The supermarket brands are usually dry and cardboard ~ ish. This bread is soft and chewy. I’m going to be using the word soft a lot, I can tell, but that’s what I love about it. For this first recipe I’m sticking with all-purpose flour, I think it makes a more appealing pita.

I used my stand mixer for the 5 minutes of kneading, and that made the whole process a breeze. That kneading turns a sticky blob into an elastic dough that rolls out easily. Use the same principle you would for pie dough; you want to start with a round disk, and roll from the center out, constantly shifting your rolling pin around the circle to keep it even. You might not get a perfect circle, it doesn’t matter at all.

The dough cooks right on the stovetop, on a hot griddle or pan, in just a couple of minutes. Get the pan hot, at medium-high heat, and leave it there. My gas burner goes from 1 to 7, and I kept it at mark 5. The dramatic puffing that you see is a little unreliable…sometimes it puffs, sometimes it doesn’t, but the bread is great either way.
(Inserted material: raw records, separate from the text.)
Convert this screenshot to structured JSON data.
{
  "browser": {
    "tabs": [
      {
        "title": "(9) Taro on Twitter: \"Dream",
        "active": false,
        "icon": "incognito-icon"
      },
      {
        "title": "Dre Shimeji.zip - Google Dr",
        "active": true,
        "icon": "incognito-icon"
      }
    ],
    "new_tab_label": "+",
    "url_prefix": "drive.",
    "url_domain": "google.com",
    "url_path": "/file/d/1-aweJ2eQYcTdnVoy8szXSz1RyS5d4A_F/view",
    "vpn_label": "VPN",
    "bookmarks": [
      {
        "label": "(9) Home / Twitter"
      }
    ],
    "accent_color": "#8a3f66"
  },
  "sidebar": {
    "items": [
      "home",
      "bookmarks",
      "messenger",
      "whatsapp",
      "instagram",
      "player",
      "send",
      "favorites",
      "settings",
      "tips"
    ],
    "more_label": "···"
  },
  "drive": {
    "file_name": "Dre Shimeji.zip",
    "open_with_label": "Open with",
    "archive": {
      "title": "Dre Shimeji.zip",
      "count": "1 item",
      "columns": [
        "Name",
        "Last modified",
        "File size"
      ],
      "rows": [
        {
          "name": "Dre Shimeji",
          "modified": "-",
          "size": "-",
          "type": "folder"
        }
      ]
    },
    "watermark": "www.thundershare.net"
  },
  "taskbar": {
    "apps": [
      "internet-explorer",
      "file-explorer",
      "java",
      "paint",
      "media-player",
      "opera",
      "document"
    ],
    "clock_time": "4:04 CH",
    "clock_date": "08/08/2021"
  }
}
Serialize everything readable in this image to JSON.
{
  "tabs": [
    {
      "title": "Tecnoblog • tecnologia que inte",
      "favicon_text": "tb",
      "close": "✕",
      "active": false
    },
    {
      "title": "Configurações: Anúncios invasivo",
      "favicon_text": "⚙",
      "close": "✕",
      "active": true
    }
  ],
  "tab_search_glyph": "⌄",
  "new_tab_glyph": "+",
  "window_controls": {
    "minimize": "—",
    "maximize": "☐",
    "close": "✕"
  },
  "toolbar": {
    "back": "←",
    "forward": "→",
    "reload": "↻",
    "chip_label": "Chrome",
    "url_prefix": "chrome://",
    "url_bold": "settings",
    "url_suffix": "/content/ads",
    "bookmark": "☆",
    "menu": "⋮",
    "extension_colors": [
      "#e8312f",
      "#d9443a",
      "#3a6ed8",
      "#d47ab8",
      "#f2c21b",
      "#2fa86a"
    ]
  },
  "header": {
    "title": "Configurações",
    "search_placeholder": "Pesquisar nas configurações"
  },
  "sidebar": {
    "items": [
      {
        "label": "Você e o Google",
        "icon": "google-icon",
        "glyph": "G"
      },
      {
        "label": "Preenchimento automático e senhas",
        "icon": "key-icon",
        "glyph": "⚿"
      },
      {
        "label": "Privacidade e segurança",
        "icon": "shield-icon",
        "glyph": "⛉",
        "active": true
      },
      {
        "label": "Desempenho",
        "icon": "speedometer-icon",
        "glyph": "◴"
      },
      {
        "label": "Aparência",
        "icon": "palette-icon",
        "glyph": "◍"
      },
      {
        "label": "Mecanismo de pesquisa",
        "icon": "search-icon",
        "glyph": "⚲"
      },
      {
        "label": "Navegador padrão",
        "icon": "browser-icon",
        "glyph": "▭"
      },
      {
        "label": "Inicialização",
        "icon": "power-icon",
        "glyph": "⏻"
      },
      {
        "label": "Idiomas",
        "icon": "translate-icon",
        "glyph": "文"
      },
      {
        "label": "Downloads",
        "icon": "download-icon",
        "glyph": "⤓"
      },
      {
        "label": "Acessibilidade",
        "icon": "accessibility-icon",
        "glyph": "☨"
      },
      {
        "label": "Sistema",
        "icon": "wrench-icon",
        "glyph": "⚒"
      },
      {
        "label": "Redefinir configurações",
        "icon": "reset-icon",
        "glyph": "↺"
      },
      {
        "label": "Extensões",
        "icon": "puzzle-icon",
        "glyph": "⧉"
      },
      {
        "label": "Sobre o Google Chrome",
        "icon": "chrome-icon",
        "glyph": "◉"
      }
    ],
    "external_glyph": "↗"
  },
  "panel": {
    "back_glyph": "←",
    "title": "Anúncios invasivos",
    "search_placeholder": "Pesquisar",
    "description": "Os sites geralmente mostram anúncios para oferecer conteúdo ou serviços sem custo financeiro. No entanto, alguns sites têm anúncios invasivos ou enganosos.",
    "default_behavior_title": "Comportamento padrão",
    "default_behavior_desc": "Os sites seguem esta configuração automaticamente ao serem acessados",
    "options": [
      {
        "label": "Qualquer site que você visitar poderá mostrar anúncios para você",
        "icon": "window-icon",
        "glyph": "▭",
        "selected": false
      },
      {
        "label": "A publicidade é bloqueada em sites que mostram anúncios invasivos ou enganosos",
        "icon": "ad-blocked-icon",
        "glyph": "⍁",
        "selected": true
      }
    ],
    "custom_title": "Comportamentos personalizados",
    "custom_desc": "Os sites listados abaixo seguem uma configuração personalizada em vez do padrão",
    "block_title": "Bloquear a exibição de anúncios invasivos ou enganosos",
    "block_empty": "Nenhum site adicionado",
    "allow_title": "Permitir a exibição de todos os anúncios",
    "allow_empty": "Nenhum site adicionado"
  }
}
The puffing is what makes the inner pocket so that you can cut it and open it up, but I don’t generally use my pita that way. You may prefer the thicker, ‘pocketless’ version. The minute they come off the heat you wrap them in a clean kitchen towel. The steam softens the bread and gives it the perfect texture.

When they’re cool, store them in zip lock bags.